“The reduction of the opioid analgesic supply has been an unmitigated disaster,” said Leo Beletsky, assistant professor of law and health sciences at Northeastern University in Boston.
The focus on reducing supply, he said, does little to help those with existing addictions or to reduce their risk of overdose, and doesn’t address the root causes of addiction. Prescription drug monitoring programs were established to better identify when patients were drug-seeking or doctor-shopping. But doctors often reacted by firing those patients. A recent survey of nearly 800 primary care practices found that 78 percent had discharged a patient for violating their chronic pain or controlled substance policies.
“That’s a huge public health disaster,” Beletsky said. “You want to have those patients in your practice, you want to focus on them, you want wrap them in care, you want to engage them on an even more intense level.”
When those patients are cut off from health care services, their risk increases tenfold, he said. “That person is probably not going to show up in the health care system again until they overdose.”
Linda collected the laundry and returned to her motel room at 8 o’clock that evening. She saw the metal lockbox lying open on the table, the padlock broken. She didn’t need to read the note her daughter had written. She knew what Sonja had done and why she had done it. After intervening in two previous suicides, Linda couldn’t interfere anymore.
“I just wasn’t going to fight it anymore. She tried so hard, but she couldn’t handle the pain,” Linda said. “I held her for a while and we said our goodbyes.”
Sonja looked up at her mother one last time, and said, “I’m sleepy. I’m really sleepy.”
Linda lay down on the bed next to her and watched her daughter sleep. At 8:30 the next morning, she heard Sonja take one last gasp. She checked her pulse.
Sonja had asked her mom not to call anyone until she could no longer be revived. Linda waited 15 minutes and then called the police.
“My daughter has passed,” she told them.
The day before, Sonja had called her friend Alexander Myhill. They had become close years earlier in Alaska and he remained a lifeline to the outside world. Sonja talked about the burden she had become on her mother. She felt alone. She felt hopeless. She felt defeated.
“‘I just can’t do this anymore, I just cannot live with this level of pain any longer,’” he recalled her saying. “It was not her wish to die.

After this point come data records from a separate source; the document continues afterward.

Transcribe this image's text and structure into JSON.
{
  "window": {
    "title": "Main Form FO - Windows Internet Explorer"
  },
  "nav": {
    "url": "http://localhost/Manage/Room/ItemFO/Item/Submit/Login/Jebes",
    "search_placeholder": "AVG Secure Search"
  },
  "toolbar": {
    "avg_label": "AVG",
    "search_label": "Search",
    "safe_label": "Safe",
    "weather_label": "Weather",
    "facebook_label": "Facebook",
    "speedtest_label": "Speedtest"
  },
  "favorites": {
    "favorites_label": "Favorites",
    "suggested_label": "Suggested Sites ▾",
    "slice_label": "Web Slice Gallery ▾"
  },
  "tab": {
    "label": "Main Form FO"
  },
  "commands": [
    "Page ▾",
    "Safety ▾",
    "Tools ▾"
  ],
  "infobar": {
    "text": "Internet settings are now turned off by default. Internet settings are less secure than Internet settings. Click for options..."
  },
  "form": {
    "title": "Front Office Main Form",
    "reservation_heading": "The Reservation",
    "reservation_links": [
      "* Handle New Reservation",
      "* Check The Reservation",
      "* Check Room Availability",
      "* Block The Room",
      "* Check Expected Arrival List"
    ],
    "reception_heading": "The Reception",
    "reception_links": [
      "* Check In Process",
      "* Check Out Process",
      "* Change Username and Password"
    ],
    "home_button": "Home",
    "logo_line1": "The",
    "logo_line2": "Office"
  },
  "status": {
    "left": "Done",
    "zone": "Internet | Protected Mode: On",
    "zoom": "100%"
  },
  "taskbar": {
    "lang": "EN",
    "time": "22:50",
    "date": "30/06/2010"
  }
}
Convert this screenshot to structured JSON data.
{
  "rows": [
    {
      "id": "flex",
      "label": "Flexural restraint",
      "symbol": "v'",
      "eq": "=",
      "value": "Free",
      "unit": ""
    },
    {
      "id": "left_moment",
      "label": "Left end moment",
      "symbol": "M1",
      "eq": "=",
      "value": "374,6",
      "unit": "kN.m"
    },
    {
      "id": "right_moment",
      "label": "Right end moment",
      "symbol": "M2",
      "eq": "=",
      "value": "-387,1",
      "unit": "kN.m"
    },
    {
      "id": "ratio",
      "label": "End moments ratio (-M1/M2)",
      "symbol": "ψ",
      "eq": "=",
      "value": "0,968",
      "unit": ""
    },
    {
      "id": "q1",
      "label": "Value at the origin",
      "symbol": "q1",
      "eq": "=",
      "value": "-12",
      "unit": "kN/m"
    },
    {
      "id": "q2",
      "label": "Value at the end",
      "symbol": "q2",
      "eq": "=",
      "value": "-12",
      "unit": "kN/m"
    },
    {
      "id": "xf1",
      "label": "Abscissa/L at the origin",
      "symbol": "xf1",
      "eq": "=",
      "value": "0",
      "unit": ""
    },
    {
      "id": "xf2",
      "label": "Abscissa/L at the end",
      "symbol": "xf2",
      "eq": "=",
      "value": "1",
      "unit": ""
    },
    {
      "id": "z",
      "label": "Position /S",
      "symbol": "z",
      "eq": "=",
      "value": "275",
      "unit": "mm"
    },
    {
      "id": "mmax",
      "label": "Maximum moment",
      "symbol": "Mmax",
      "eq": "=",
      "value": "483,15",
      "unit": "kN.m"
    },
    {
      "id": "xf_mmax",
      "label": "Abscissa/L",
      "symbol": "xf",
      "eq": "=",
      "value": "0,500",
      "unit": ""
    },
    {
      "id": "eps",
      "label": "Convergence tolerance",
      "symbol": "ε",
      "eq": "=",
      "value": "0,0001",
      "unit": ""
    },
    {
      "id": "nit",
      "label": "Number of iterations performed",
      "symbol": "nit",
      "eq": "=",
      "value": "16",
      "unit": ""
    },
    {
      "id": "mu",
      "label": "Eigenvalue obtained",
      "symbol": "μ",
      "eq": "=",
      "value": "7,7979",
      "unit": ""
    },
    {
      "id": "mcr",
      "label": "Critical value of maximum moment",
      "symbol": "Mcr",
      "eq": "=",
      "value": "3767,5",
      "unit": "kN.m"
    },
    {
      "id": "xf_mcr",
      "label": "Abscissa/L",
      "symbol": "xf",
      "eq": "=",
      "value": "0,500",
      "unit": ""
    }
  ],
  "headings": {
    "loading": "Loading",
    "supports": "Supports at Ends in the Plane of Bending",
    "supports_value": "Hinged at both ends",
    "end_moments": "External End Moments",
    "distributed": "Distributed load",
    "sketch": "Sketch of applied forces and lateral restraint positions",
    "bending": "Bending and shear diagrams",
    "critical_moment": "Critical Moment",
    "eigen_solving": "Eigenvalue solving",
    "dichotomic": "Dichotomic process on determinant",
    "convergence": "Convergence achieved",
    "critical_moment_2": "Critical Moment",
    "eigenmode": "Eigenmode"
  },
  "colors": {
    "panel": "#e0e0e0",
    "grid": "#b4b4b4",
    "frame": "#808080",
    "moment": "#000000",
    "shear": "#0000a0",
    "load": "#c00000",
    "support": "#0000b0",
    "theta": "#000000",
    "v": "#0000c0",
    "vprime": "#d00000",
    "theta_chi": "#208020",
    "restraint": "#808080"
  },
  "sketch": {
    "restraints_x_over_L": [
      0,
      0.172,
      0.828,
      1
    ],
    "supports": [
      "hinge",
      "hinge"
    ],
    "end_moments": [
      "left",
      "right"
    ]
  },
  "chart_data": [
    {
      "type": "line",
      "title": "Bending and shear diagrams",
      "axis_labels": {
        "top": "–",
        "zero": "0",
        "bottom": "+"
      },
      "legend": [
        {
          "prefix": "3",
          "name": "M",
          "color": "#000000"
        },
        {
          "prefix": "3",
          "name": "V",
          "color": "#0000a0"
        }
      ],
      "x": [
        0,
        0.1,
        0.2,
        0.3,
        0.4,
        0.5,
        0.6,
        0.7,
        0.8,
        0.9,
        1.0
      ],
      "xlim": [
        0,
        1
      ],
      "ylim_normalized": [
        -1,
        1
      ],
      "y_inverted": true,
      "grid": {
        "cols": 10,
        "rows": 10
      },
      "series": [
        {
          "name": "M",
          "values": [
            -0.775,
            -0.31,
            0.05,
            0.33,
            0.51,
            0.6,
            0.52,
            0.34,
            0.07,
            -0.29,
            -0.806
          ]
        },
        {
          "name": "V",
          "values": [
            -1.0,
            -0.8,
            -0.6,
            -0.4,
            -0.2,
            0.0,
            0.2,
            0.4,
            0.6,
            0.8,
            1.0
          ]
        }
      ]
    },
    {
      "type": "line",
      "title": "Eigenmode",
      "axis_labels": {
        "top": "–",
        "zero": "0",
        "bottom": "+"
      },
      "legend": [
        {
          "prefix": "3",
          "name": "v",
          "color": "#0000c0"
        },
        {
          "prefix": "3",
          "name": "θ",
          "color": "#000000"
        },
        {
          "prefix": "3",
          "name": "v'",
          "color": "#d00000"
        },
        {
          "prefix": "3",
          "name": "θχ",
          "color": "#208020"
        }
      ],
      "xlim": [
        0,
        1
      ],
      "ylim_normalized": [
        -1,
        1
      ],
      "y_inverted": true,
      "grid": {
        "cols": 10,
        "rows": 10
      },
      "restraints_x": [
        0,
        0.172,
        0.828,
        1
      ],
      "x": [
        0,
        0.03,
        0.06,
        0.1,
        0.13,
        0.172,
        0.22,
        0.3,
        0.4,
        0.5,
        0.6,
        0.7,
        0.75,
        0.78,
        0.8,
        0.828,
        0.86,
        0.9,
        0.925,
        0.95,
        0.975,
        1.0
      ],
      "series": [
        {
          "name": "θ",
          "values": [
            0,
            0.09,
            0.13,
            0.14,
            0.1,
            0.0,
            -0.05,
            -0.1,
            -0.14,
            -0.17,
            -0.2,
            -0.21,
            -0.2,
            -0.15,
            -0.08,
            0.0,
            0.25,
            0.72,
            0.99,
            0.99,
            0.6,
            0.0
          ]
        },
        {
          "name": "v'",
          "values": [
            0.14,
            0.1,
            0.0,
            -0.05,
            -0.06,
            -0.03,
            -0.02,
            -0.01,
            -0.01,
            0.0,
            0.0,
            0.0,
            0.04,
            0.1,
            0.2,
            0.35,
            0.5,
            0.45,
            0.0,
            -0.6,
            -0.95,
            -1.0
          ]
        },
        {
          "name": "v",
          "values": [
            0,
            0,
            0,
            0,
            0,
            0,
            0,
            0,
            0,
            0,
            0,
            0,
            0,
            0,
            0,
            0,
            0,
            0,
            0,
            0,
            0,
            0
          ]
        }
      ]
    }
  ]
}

She wanted to live, but there’s no way a person can live with that kind of pain for that long, and not just simply give up.”
Myhill had previously stopped Sonja from killing herself, calling the police in Depoe Bay when he heard her plans. This time he didn’t try to talk her out of it. He asked about her fondest memories and she recounted stories of going camping in Alaska.
Sonja had once been a vibrant, independent young woman. She would camp and fish all alone at a remote lake in the Alaskan backcountry in prime grizzly bear territory. Now she had become entirely dependent on others.
“She realized the only way she could go back there was in her mind,” Myhill said. “She enjoyed closing her eyes and thinking about those places. They brought her peace.”
Nine months later, Linda said she still sees her daughter every night when she closes her eyes. It brings her no peace.
“(The clinic) told me she’ll be one of those drug overdose statistics,” Linda said. “It was just the opposite. People are killing themselves because they can’t handle the pain and they’re not being helped.”